* _ABOUT THIS EXERCISE_: What you return must match the entries word for word, minus the pictures.

* _RECORD SET_:
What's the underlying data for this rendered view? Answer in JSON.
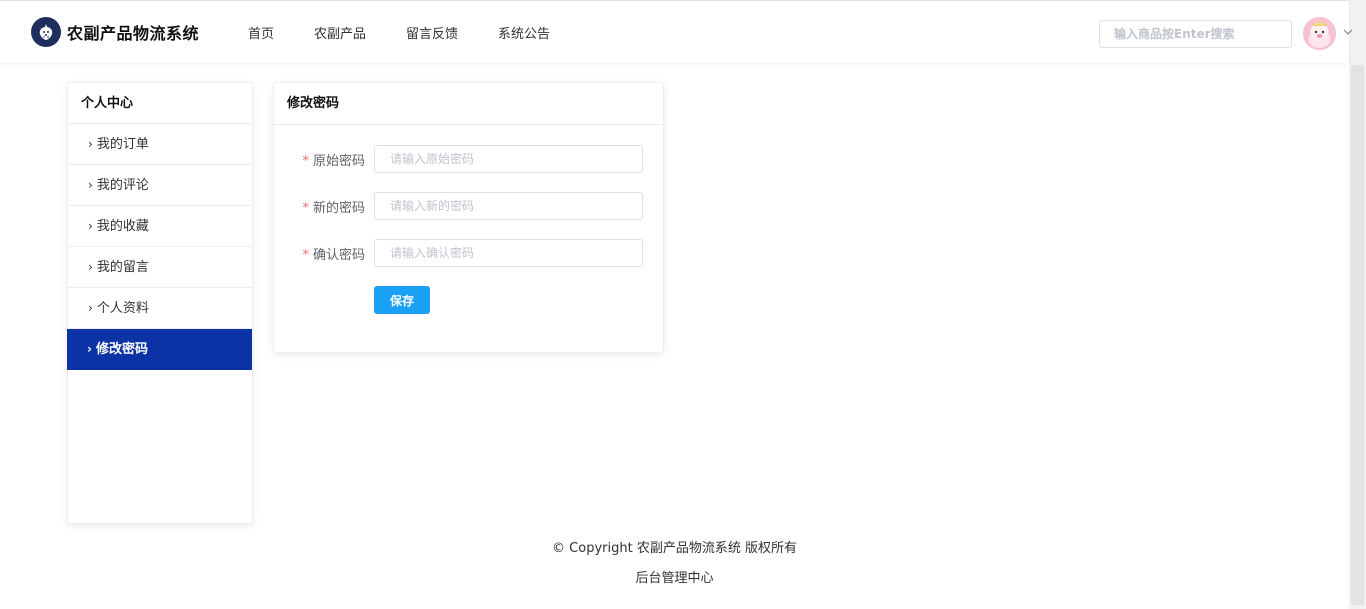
{
  "header": {
    "app_title": "农副产品物流系统",
    "nav": [
      "首页",
      "农副产品",
      "留言反馈",
      "系统公告"
    ],
    "search_placeholder": "输入商品按Enter搜索",
    "logo_icon": "strawberry-icon",
    "avatar_icon": "user-avatar",
    "chevron_icon": "chevron-down-icon"
  },
  "sidebar": {
    "title": "个人中心",
    "items": [
      {
        "label": "我的订单",
        "active": false
      },
      {
        "label": "我的评论",
        "active": false
      },
      {
        "label": "我的收藏",
        "active": false
      },
      {
        "label": "我的留言",
        "active": false
      },
      {
        "label": "个人资料",
        "active": false
      },
      {
        "label": "修改密码",
        "active": true
      }
    ]
  },
  "form": {
    "title": "修改密码",
    "required_mark": "*",
    "fields": [
      {
        "label": "原始密码",
        "placeholder": "请输入原始密码",
        "value": ""
      },
      {
        "label": "新的密码",
        "placeholder": "请输入新的密码",
        "value": ""
      },
      {
        "label": "确认密码",
        "placeholder": "请输入确认密码",
        "value": ""
      }
    ],
    "save_label": "保存"
  },
  "footer": {
    "copyright": "© Copyright 农副产品物流系统 版权所有",
    "admin_link": "后台管理中心"
  },
  "colors": {
    "accent": "#0b33a5",
    "button": "#1aa0f5",
    "required": "#f56c6c"
  }
}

* _COMPLETED EXERCISE_:
What's the underlying data for this rendered view? Answer in JSON.
{
  "header": {
    "app_title": "农副产品物流系统",
    "nav": [
      "首页",
      "农副产品",
      "留言反馈",
      "系统公告"
    ],
    "search_placeholder": "输入商品按Enter搜索",
    "logo_icon": "strawberry-icon",
    "avatar_icon": "user-avatar",
    "chevron_icon": "chevron-down-icon"
  },
  "sidebar": {
    "title": "个人中心",
    "items": [
      {
        "label": "我的订单",
        "active": false
      },
      {
        "label": "我的评论",
        "active": false
      },
      {
        "label": "我的收藏",
        "active": false
      },
      {
        "label": "我的留言",
        "active": false
      },
      {
        "label": "个人资料",
        "active": false
      },
      {
        "label": "修改密码",
        "active": true
      }
    ]
  },
  "form": {
    "title": "修改密码",
    "required_mark": "*",
    "fields": [
      {
        "label": "原始密码",
        "placeholder": "请输入原始密码",
        "value": ""
      },
      {
        "label": "新的密码",
        "placeholder": "请输入新的密码",
        "value": ""
      },
      {
        "label": "确认密码",
        "placeholder": "请输入确认密码",
        "value": ""
      }
    ],
    "save_label": "保存"
  },
  "footer": {
    "copyright": "© Copyright 农副产品物流系统 版权所有",
    "admin_link": "后台管理中心"
  },
  "colors": {
    "accent": "#0b33a5",
    "button": "#1aa0f5",
    "required": "#f56c6c"
  }
}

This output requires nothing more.